After the off-the-record discussion, the bankruptcy judge placed the agreement on the record and stated that “the purpose of going on the record at this point is to put on the record that a settlement has been achieved.” (Id.) He then detailed what was going to occur on the record by stating, “What I will do is, I will put on the record what I understand the terms of the settlement, and give the parties a chance to comment, correct, or hopefully affirm that I’ve accurately stated the settlement.” (Id. at p. 8.) The bankruptcy judge then stated what the terms of the settlement were to resolve Olick’s claims in the three recent adversary proceedings–Adv. No. 12-00444, Adv. No. 12-00628, and Adv. No. 12-00631. Specifically, the bankruptcy judge explained that the terms included the City of Easton writing a check to Olick for the amount that Easton had claimed Olick owed in delinquent real estate taxes through 2011. Then Olick would return the check to the City of Easton. (Id. at p. 8-9.) The City of Easton would also pay Olick one hundred dollars, and it would not be allowed to collect the real estate taxes on the Lot and the Rental property through 2011 that were subject to the settlement. (Id.)
The bankruptcy judge and the parties discussed how the settlement would effect the other proceedings regarding the real estate taxes on the Lot and the Rental Property, including the State Court Litigation.

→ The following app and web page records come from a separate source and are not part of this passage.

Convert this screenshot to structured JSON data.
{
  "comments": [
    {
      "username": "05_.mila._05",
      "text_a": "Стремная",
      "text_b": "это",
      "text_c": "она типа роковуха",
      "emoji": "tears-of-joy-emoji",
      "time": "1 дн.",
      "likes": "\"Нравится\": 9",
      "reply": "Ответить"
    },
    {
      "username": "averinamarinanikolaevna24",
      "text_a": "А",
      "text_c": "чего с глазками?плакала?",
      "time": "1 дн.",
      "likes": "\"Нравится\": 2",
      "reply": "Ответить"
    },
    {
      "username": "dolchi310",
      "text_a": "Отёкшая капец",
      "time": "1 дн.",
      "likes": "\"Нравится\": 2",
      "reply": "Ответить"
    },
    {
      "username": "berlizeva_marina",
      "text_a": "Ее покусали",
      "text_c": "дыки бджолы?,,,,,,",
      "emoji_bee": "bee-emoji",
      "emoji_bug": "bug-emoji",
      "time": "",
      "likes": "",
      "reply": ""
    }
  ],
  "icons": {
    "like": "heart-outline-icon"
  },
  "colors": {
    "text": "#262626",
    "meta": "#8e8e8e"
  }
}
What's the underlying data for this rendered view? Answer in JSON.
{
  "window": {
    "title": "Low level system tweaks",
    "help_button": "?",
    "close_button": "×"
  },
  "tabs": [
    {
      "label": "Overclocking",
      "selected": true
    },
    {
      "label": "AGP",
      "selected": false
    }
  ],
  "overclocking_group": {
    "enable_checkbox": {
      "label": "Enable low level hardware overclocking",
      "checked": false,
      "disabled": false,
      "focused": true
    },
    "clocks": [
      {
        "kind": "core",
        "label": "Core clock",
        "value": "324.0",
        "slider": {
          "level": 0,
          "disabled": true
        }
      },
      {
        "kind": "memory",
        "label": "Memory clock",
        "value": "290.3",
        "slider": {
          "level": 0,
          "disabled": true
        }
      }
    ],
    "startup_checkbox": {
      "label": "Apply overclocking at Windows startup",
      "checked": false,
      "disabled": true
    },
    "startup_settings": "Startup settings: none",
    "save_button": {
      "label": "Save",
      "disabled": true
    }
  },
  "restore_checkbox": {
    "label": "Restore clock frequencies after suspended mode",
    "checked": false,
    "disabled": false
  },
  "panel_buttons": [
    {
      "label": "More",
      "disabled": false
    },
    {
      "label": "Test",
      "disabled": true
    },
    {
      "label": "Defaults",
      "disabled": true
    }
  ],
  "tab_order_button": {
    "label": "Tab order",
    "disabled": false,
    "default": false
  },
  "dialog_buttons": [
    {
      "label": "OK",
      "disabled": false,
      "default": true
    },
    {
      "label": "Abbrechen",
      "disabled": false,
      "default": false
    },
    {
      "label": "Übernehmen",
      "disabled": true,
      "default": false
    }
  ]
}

The colloquy is as follows:
Mr. Daday: I would have to actually check the dockets, Your Honor, because I know he filed a couple of different actions.
The Court: All right. You would agree, Mr. Olick, just for the sake of the record, that this is a settlement of all of the disputes ...